Excerpts from an interface dataset
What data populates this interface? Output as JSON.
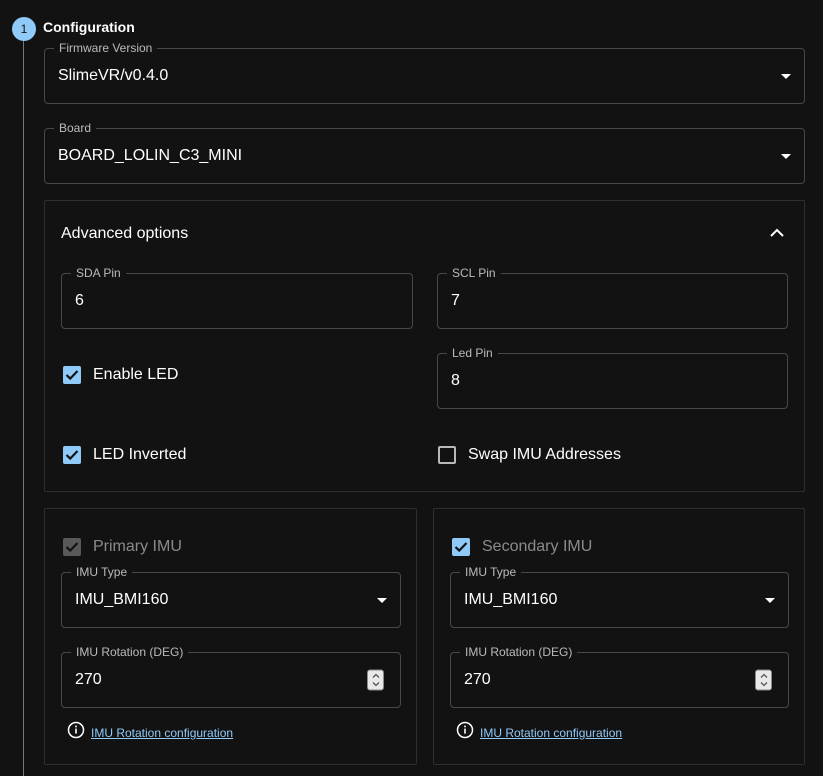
{
  "step": {
    "number": "1",
    "title": "Configuration"
  },
  "firmware": {
    "label": "Firmware Version",
    "value": "SlimeVR/v0.4.0"
  },
  "board": {
    "label": "Board",
    "value": "BOARD_LOLIN_C3_MINI"
  },
  "advanced": {
    "title": "Advanced options",
    "sda": {
      "label": "SDA Pin",
      "value": "6"
    },
    "scl": {
      "label": "SCL Pin",
      "value": "7"
    },
    "enable_led": {
      "label": "Enable LED",
      "checked": true
    },
    "led_pin": {
      "label": "Led Pin",
      "value": "8"
    },
    "led_inverted": {
      "label": "LED Inverted",
      "checked": true
    },
    "swap_imu": {
      "label": "Swap IMU Addresses",
      "checked": false
    }
  },
  "primary_imu": {
    "label": "Primary IMU",
    "checked": true,
    "disabled": true,
    "type_label": "IMU Type",
    "type_value": "IMU_BMI160",
    "rotation_label": "IMU Rotation (DEG)",
    "rotation_value": "270",
    "link": "IMU Rotation configuration"
  },
  "secondary_imu": {
    "label": "Secondary IMU",
    "checked": true,
    "type_label": "IMU Type",
    "type_value": "IMU_BMI160",
    "rotation_label": "IMU Rotation (DEG)",
    "rotation_value": "270",
    "link": "IMU Rotation configuration"
  },
  "colors": {
    "accent": "#90caf9",
    "background": "#121212"
  }
}
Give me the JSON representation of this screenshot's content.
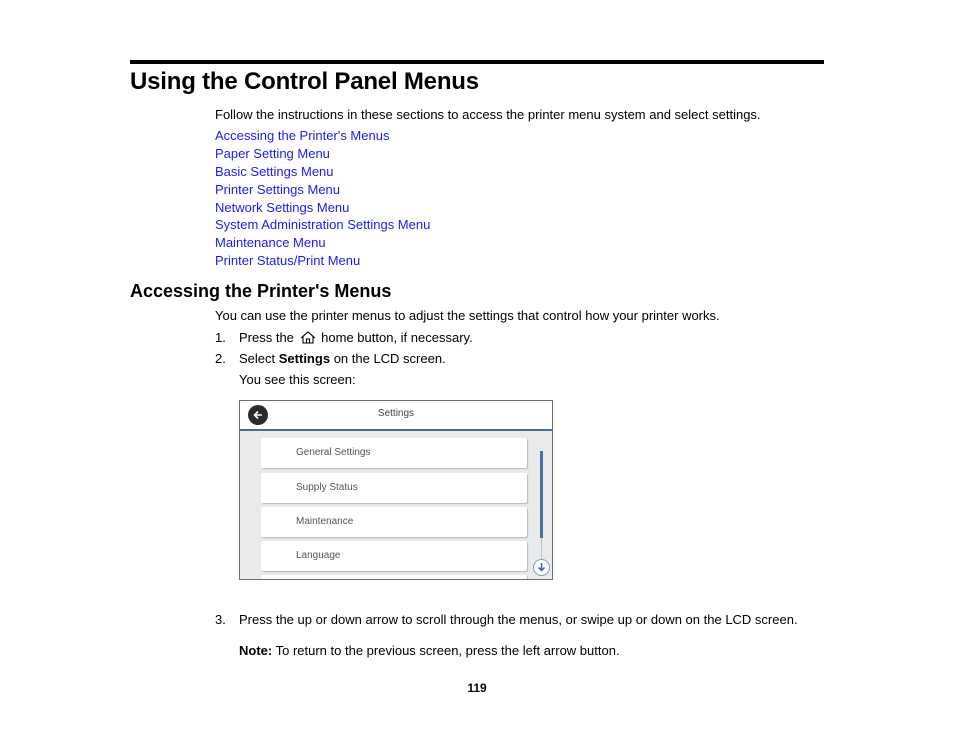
{
  "page": {
    "title": "Using the Control Panel Menus",
    "intro": "Follow the instructions in these sections to access the printer menu system and select settings.",
    "links": [
      "Accessing the Printer's Menus",
      "Paper Setting Menu",
      "Basic Settings Menu",
      "Printer Settings Menu",
      "Network Settings Menu",
      "System Administration Settings Menu",
      "Maintenance Menu",
      "Printer Status/Print Menu"
    ],
    "link_color": "#1a1aff",
    "page_number": "119"
  },
  "section": {
    "heading": "Accessing the Printer's Menus",
    "intro": "You can use the printer menus to adjust the settings that control how your printer works.",
    "steps": [
      {
        "num": "1.",
        "before": "Press the",
        "icon": "home-icon",
        "after": "home button, if necessary."
      },
      {
        "num": "2.",
        "before": "Select",
        "bold": "Settings",
        "after": "on the LCD screen."
      },
      {
        "num": "3.",
        "text": "Press the up or down arrow to scroll through the menus, or swipe up or down on the LCD screen."
      }
    ],
    "you_see": "You see this screen:",
    "note_label": "Note:",
    "note_text": "To return to the previous screen, press the left arrow button."
  },
  "lcd": {
    "title": "Settings",
    "back_icon": "back-arrow-icon",
    "scroll_icon": "arrow-down-icon",
    "items": [
      "General Settings",
      "Supply Status",
      "Maintenance",
      "Language"
    ],
    "accent": "#4a6fa8"
  }
}
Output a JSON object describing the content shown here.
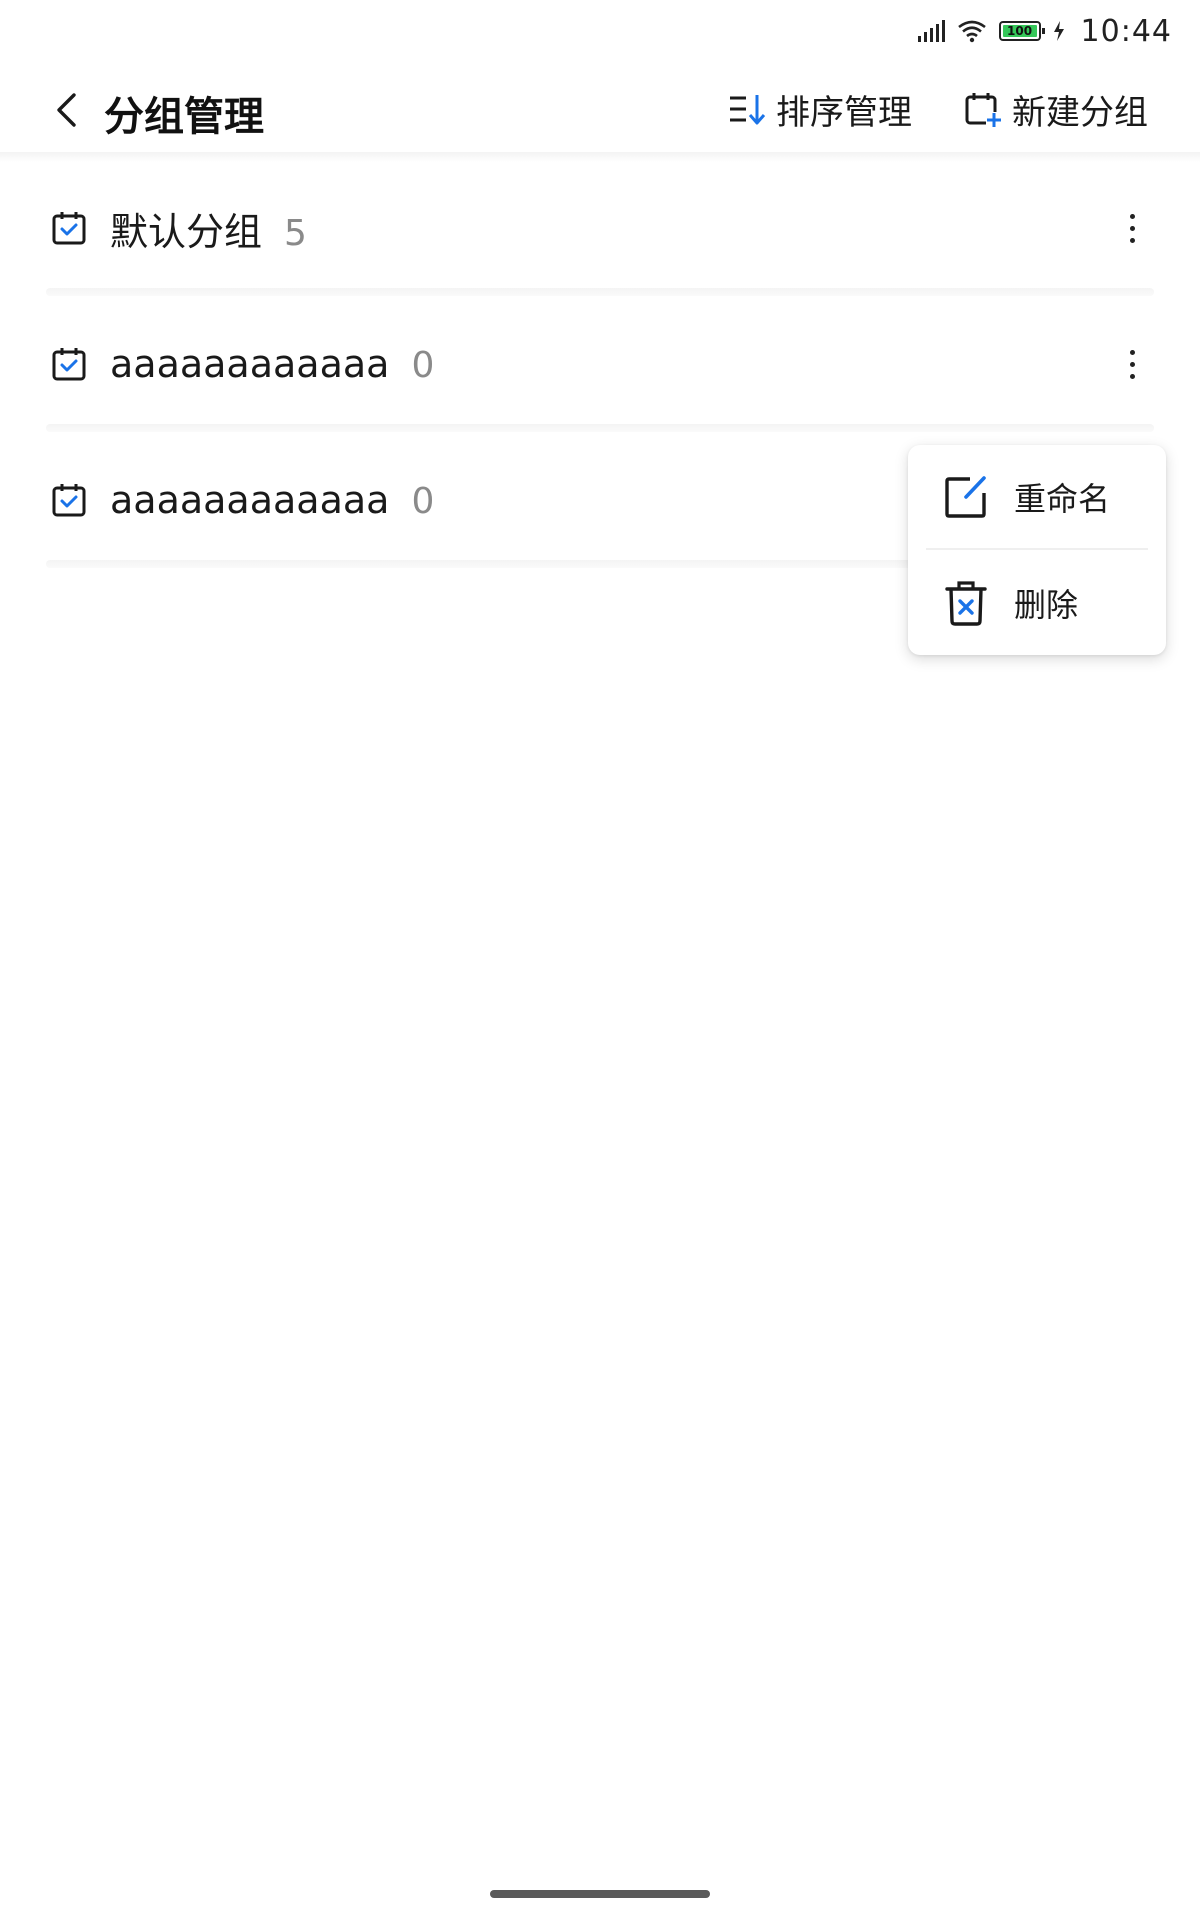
{
  "status_bar": {
    "time": "10:44",
    "battery_level": "100",
    "icons": [
      "signal-icon",
      "wifi-icon",
      "battery-icon",
      "charging-icon"
    ]
  },
  "header": {
    "title": "分组管理",
    "sort_label": "排序管理",
    "new_group_label": "新建分组",
    "icons": [
      "back-arrow-icon",
      "sort-icon",
      "new-group-icon"
    ]
  },
  "groups": [
    {
      "name": "默认分组",
      "count": "5"
    },
    {
      "name": "aaaaaaaaaaaa",
      "count": "0"
    },
    {
      "name": "aaaaaaaaaaaa",
      "count": "0"
    }
  ],
  "popup_menu": {
    "rename_label": "重命名",
    "delete_label": "删除",
    "icons": [
      "edit-icon",
      "trash-icon"
    ]
  },
  "colors": {
    "accent": "#1a73e8",
    "text": "#1a1a1a",
    "count_text": "#8a8a8a",
    "battery": "#35c759"
  }
}
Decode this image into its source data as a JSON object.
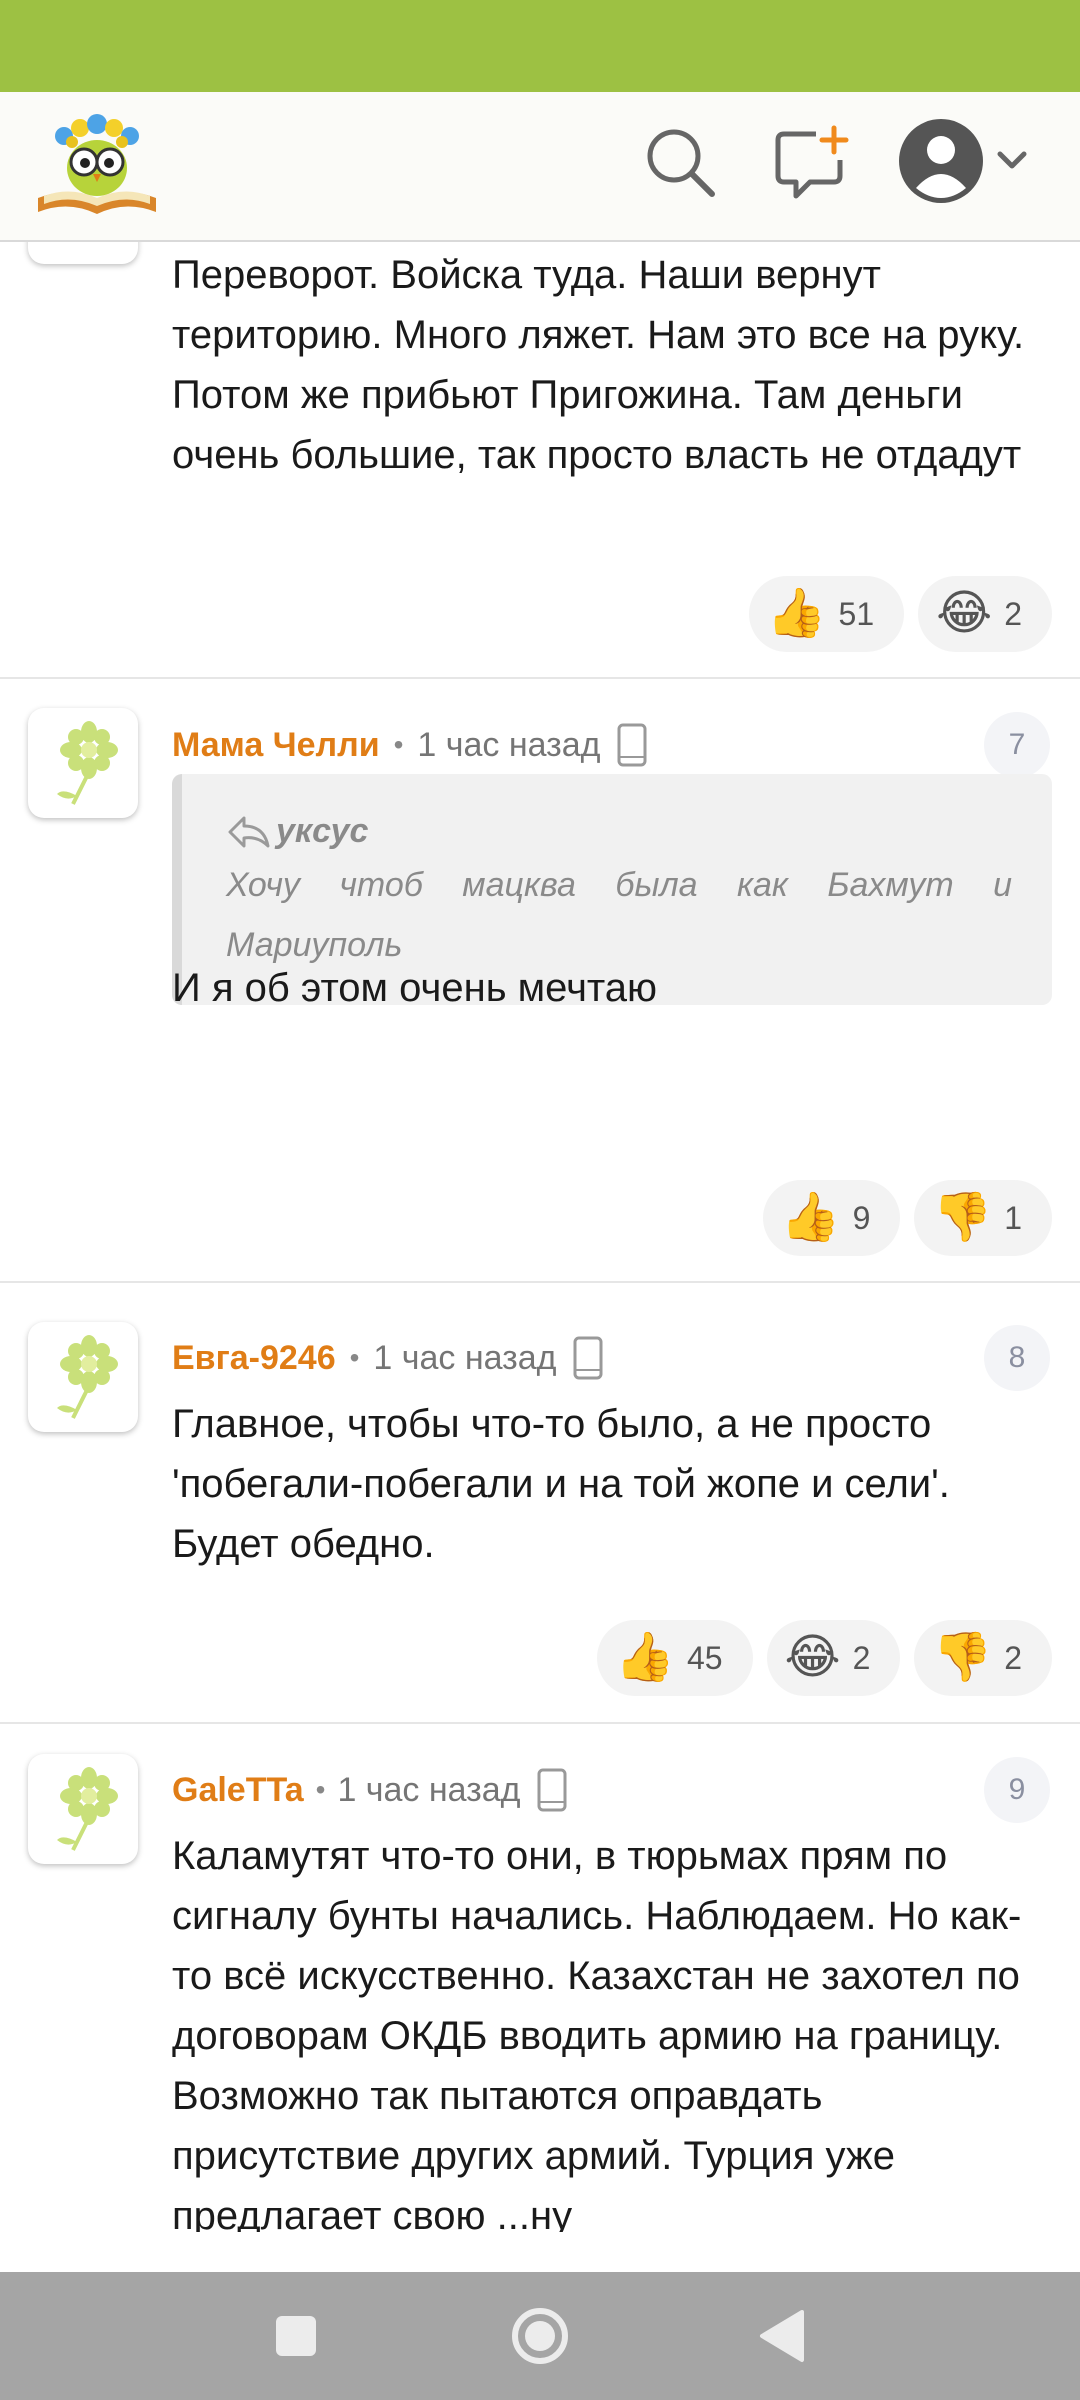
{
  "header": {
    "logo_icon": "owl-on-book-logo",
    "search_icon": "search-icon",
    "compose_icon": "new-comment-icon",
    "profile_icon": "user-avatar-icon"
  },
  "colors": {
    "status_bar": "#9dc143",
    "author": "#e07d16",
    "nav_bar": "#a5a5a5"
  },
  "comments": [
    {
      "text": "Переворот. Войска туда. Наши вернут територию. Много ляжет. Нам это все на руку. Потом же прибьют Пригожина. Там деньги очень большие, так просто власть не отдадут",
      "reactions": [
        {
          "emoji": "👍",
          "count": "51"
        },
        {
          "emoji": "😂",
          "count": "2"
        }
      ]
    },
    {
      "author": "Мама Челли",
      "time": "1 час назад",
      "number": "7",
      "quote": {
        "author": "уксус",
        "text": "Хочу чтоб мацква была как Бахмут и Мариуполь"
      },
      "text": "И я об этом очень мечтаю",
      "reactions": [
        {
          "emoji": "👍",
          "count": "9"
        },
        {
          "emoji": "👎",
          "count": "1"
        }
      ]
    },
    {
      "author": "Евга-9246",
      "time": "1 час назад",
      "number": "8",
      "text": "Главное, чтобы что-то было, а не просто 'побегали-побегали и на той жопе и сели'. Будет обедно.",
      "reactions": [
        {
          "emoji": "👍",
          "count": "45"
        },
        {
          "emoji": "😂",
          "count": "2"
        },
        {
          "emoji": "👎",
          "count": "2"
        }
      ]
    },
    {
      "author": "GaleTTa",
      "time": "1 час назад",
      "number": "9",
      "text": "Каламутят что-то они, в тюрьмах прям по сигналу бунты начались. Наблюдаем. Но как-то всё искусственно. Казахстан не захотел по договорам ОКДБ вводить армию на границу. Возможно так пытаются оправдать присутствие других армий. Турция уже предлагает свою ...ну"
    }
  ]
}
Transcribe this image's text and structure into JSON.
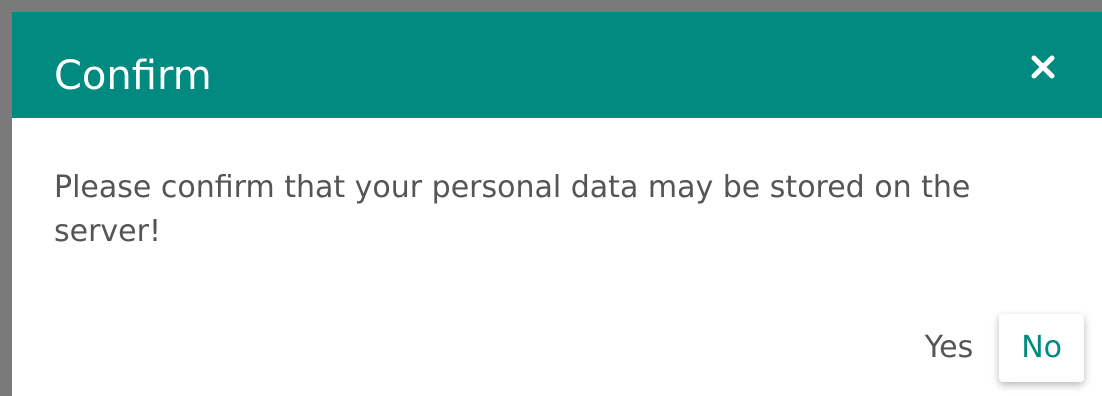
{
  "dialog": {
    "title": "Confirm",
    "message": "Please confirm that your personal data may be stored on the server!",
    "close_icon": "close-icon",
    "buttons": {
      "yes_label": "Yes",
      "no_label": "No"
    }
  },
  "colors": {
    "header_background": "#008a80",
    "header_text": "#ffffff",
    "body_text": "#555555",
    "primary_button_text": "#008a80",
    "frame": "#7a7a7a"
  }
}
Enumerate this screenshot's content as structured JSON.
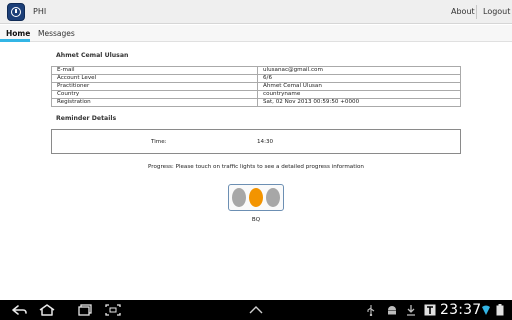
{
  "app": {
    "title": "PHI"
  },
  "actionbar": {
    "about_label": "About",
    "logout_label": "Logout"
  },
  "tabs": [
    {
      "label": "Home",
      "active": true
    },
    {
      "label": "Messages",
      "active": false
    }
  ],
  "profile": {
    "name": "Ahmet Cemal Ulusan",
    "rows": [
      {
        "key": "E-mail",
        "value": "ulusanac@gmail.com"
      },
      {
        "key": "Account Level",
        "value": "6/6"
      },
      {
        "key": "Practitioner",
        "value": "Ahmet Cemal Ulusan"
      },
      {
        "key": "Country",
        "value": "countryname"
      },
      {
        "key": "Registration",
        "value": "Sat, 02 Nov 2013 00:59:50 +0000"
      }
    ]
  },
  "reminder": {
    "title": "Reminder Details",
    "time_label": "Time:",
    "time_value": "14:30"
  },
  "progress": {
    "text": "Progress:  Please touch on traffic lights to see a detailed progress information",
    "lights": [
      "gray",
      "orange",
      "gray"
    ],
    "label": "BQ"
  },
  "colors": {
    "accent": "#33b5e5",
    "traffic_active": "#f39400",
    "traffic_inactive": "#a7a7a7"
  },
  "status_bar": {
    "time": "23:37"
  }
}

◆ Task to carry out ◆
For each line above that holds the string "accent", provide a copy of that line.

◆ Result ◆
    "accent": "#90caf9",
    "accent": "#4a6fa8"
    "accent": "#1a73e8",
    "accent": "#33b5e5",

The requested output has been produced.